Editor: Yvon Bourque said...

Anonymous,

I'm glad you stayed with us. You see how many Pentaxians are willing to help!

We're like family.

Miserere said...

While DA lenses were initially introduced as APS-C image circle lenses, a number of them appear to project a full-frame image circle. Of course, Pentax aren't going to officially admit as much as this would spark a full-frame hysteria of epic proportions, so I think it's perfectly reasonable for Yvon to clear these muddy waters himself.

It also seems reasonable to conclude that, in practical terms, "DA" no longer means "APS-C only".

Cassio said...

Yvon,

When you get prints from films at any shop, they usually correct some defects found on the negative (such as light falloff on the borders). I think it'd be good to ask the shopkeeper for no corrections, so the results would be more controlled.

ManWithCamera said...

Yvon,
Your post inspired me to do something quite impulsive yesterday: I made a bid on a ZX-30. Before I really knew what had happened, I had won the auction and was responsible to pay for a ZX-30 which "Works very well but is used and has some sand in certain parts of camera from a vacation in Florida. This may have affected the lens when trying to focus (it sticks just a little)."

I then realized I had just purchased a film camera which will likely just sit in a closet along with a Canon AE-1 Program.

Without having either an enlarger or a film scanner, I'm afraid that I don't know what to do with film. I hope the camera I just purchased does turn out to be in good condition, but I'm afraid that, unless I purchase a decent film scanner, I won't be able to make use of it.

Editor: Yvon Bourque said...

Manwithcamera,

Well, I purchased a used ZX-30 sothat I could test the DA/DA* lenses on what they would do if Pentax were to build full frame camera. I did that so nobody would have to buy one in order to test the DA?DA* lenses.

On the other hand, I get the film developed at Costco and ask for a CD of the pictures. No need for a scanner. But frankly, I will probably never use the ZX-30 after I'm done with the lenses comparison. I paid $41.00 so I'm not going broke onthis.

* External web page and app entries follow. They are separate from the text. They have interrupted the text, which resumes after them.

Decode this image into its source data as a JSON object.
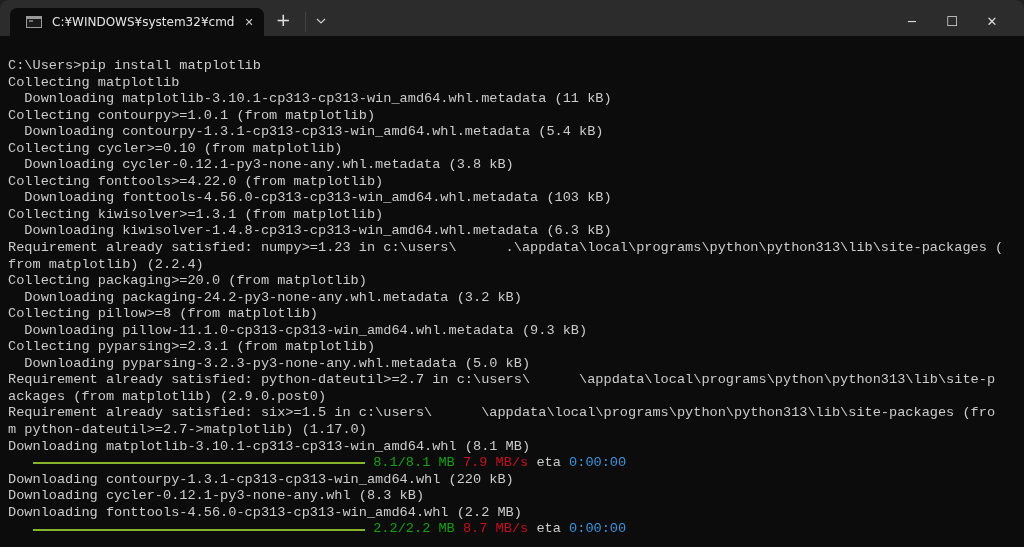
{
  "tab": {
    "title": "C:¥WINDOWS¥system32¥cmd",
    "selected": true,
    "close": "✕"
  },
  "new_tab": "+",
  "window_controls": {
    "minimize": "─",
    "maximize": "☐",
    "close": "✕"
  },
  "lines": [
    {
      "kind": "text",
      "text": "C:\\Users>pip install matplotlib"
    },
    {
      "kind": "text",
      "text": "Collecting matplotlib"
    },
    {
      "kind": "text",
      "text": "  Downloading matplotlib-3.10.1-cp313-cp313-win_amd64.whl.metadata (11 kB)"
    },
    {
      "kind": "text",
      "text": "Collecting contourpy>=1.0.1 (from matplotlib)"
    },
    {
      "kind": "text",
      "text": "  Downloading contourpy-1.3.1-cp313-cp313-win_amd64.whl.metadata (5.4 kB)"
    },
    {
      "kind": "text",
      "text": "Collecting cycler>=0.10 (from matplotlib)"
    },
    {
      "kind": "text",
      "text": "  Downloading cycler-0.12.1-py3-none-any.whl.metadata (3.8 kB)"
    },
    {
      "kind": "text",
      "text": "Collecting fonttools>=4.22.0 (from matplotlib)"
    },
    {
      "kind": "text",
      "text": "  Downloading fonttools-4.56.0-cp313-cp313-win_amd64.whl.metadata (103 kB)"
    },
    {
      "kind": "text",
      "text": "Collecting kiwisolver>=1.3.1 (from matplotlib)"
    },
    {
      "kind": "text",
      "text": "  Downloading kiwisolver-1.4.8-cp313-cp313-win_amd64.whl.metadata (6.3 kB)"
    },
    {
      "kind": "text",
      "text": "Requirement already satisfied: numpy>=1.23 in c:\\users\\      .\\appdata\\local\\programs\\python\\python313\\lib\\site-packages ("
    },
    {
      "kind": "text",
      "text": "from matplotlib) (2.2.4)"
    },
    {
      "kind": "text",
      "text": "Collecting packaging>=20.0 (from matplotlib)"
    },
    {
      "kind": "text",
      "text": "  Downloading packaging-24.2-py3-none-any.whl.metadata (3.2 kB)"
    },
    {
      "kind": "text",
      "text": "Collecting pillow>=8 (from matplotlib)"
    },
    {
      "kind": "text",
      "text": "  Downloading pillow-11.1.0-cp313-cp313-win_amd64.whl.metadata (9.3 kB)"
    },
    {
      "kind": "text",
      "text": "Collecting pyparsing>=2.3.1 (from matplotlib)"
    },
    {
      "kind": "text",
      "text": "  Downloading pyparsing-3.2.3-py3-none-any.whl.metadata (5.0 kB)"
    },
    {
      "kind": "text",
      "text": "Requirement already satisfied: python-dateutil>=2.7 in c:\\users\\      \\appdata\\local\\programs\\python\\python313\\lib\\site-p"
    },
    {
      "kind": "text",
      "text": "ackages (from matplotlib) (2.9.0.post0)"
    },
    {
      "kind": "text",
      "text": "Requirement already satisfied: six>=1.5 in c:\\users\\      \\appdata\\local\\programs\\python\\python313\\lib\\site-packages (fro"
    },
    {
      "kind": "text",
      "text": "m python-dateutil>=2.7->matplotlib) (1.17.0)"
    },
    {
      "kind": "text",
      "text": "Downloading matplotlib-3.10.1-cp313-cp313-win_amd64.whl (8.1 MB)"
    },
    {
      "kind": "progress",
      "level": 1,
      "amount": "8.1/8.1 MB",
      "speed": "7.9 MB/s",
      "eta_label": "eta",
      "eta": "0:00:00"
    },
    {
      "kind": "text",
      "text": "Downloading contourpy-1.3.1-cp313-cp313-win_amd64.whl (220 kB)"
    },
    {
      "kind": "text",
      "text": "Downloading cycler-0.12.1-py3-none-any.whl (8.3 kB)"
    },
    {
      "kind": "text",
      "text": "Downloading fonttools-4.56.0-cp313-cp313-win_amd64.whl (2.2 MB)"
    },
    {
      "kind": "progress",
      "level": 1,
      "amount": "2.2/2.2 MB",
      "speed": "8.7 MB/s",
      "eta_label": "eta",
      "eta": "0:00:00"
    }
  ]
}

ManWithCamera said...

Hello Yvon,

Can you tell me what is the resolution of the images Costco is giving you on that CD?

The last time I received images on a CD, they were only 1800x1200.